▸ **WHAT THE TASK ASKS**: Copy every line of the data that includes the string "glyph".

[Extracted records]
****************

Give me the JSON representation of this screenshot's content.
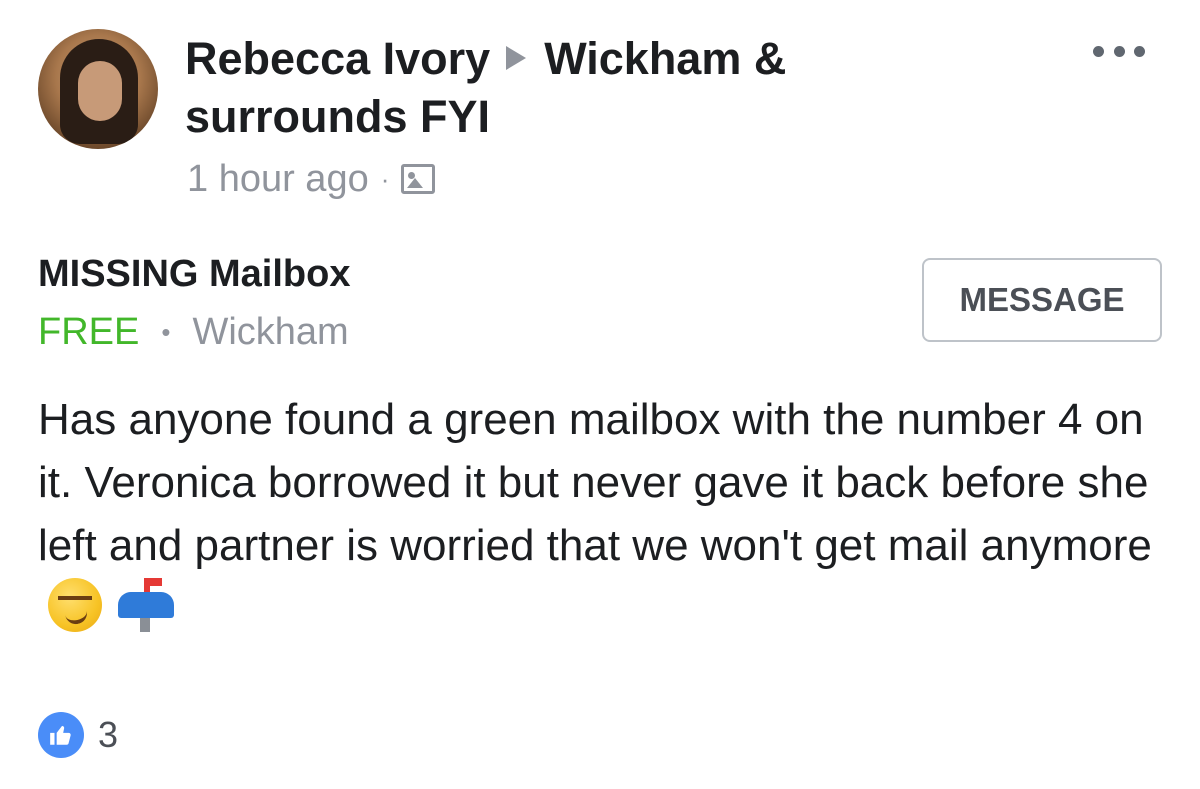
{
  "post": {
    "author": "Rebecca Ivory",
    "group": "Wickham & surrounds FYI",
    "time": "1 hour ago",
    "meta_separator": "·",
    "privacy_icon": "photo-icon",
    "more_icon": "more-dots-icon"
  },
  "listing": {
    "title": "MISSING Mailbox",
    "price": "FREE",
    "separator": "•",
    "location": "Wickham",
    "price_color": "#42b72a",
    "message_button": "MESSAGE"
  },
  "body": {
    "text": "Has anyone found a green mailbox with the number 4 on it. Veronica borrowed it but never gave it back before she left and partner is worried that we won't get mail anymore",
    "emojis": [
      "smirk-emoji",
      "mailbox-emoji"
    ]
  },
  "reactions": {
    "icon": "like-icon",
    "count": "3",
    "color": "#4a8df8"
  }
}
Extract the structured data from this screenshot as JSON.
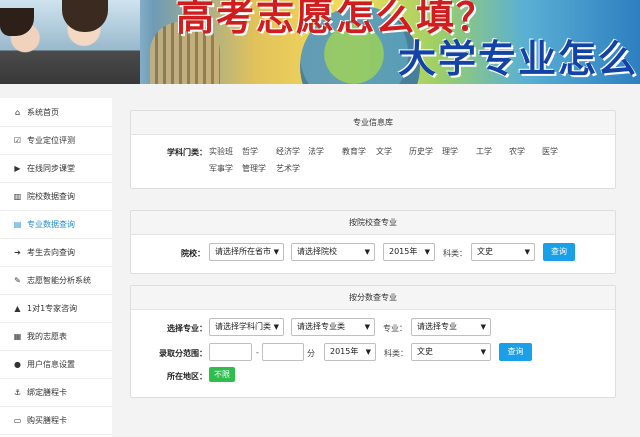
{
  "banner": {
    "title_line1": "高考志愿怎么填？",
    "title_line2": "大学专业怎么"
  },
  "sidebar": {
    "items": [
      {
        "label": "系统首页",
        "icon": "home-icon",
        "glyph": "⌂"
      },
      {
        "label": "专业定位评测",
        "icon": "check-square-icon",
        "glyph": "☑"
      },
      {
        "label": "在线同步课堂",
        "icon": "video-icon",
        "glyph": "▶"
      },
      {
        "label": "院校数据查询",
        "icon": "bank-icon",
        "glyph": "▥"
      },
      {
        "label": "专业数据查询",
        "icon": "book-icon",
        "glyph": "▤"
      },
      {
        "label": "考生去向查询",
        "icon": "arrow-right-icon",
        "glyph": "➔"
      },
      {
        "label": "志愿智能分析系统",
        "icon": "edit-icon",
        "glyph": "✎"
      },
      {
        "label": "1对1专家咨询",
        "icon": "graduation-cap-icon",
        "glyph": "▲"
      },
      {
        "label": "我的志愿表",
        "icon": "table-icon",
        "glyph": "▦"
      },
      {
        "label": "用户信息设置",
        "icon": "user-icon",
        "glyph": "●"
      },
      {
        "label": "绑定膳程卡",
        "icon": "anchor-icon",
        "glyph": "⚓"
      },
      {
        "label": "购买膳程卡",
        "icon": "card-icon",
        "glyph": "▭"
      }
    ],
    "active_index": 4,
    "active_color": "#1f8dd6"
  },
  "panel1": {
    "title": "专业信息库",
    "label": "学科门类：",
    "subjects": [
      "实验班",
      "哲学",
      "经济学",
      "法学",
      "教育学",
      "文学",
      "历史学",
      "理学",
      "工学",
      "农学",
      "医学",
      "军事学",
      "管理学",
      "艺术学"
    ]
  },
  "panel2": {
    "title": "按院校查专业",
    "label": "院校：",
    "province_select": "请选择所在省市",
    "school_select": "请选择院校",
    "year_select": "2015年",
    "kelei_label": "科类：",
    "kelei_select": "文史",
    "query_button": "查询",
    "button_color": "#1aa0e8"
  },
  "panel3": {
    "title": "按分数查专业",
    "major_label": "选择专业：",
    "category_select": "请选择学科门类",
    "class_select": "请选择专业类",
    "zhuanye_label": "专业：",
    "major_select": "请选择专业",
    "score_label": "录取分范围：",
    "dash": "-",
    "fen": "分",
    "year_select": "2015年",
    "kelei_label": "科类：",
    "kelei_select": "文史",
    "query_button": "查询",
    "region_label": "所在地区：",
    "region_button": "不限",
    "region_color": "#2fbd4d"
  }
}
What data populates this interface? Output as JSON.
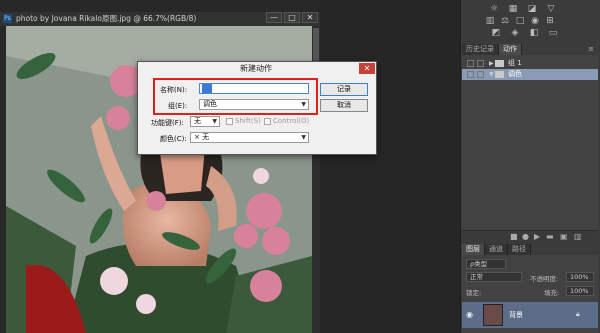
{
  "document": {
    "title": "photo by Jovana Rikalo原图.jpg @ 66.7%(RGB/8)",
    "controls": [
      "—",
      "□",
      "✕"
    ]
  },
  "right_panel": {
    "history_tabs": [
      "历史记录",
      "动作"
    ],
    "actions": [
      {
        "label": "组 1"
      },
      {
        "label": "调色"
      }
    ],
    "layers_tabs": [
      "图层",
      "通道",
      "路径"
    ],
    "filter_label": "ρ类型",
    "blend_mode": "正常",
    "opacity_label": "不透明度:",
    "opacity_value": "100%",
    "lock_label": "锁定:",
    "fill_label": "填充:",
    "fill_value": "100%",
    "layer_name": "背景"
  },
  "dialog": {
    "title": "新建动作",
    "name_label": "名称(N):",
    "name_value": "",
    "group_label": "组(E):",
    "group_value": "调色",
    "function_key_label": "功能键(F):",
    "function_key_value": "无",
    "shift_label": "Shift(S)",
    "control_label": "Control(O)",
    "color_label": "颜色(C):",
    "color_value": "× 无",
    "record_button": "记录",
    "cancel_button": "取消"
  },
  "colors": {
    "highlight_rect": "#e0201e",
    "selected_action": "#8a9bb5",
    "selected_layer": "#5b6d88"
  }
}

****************

▸ **EXERCISE RESPONSE**:
        "glyph": "⌂"
        "glyph": "☑"
        "glyph": "▶"
        "glyph": "▥"
        "glyph": "▤"
        "glyph": "➔"
        "glyph": "✎"
        "glyph": "▲"
        "glyph": "▦"
        "glyph": "●"
        "glyph": "⚓"
        "glyph": "▭"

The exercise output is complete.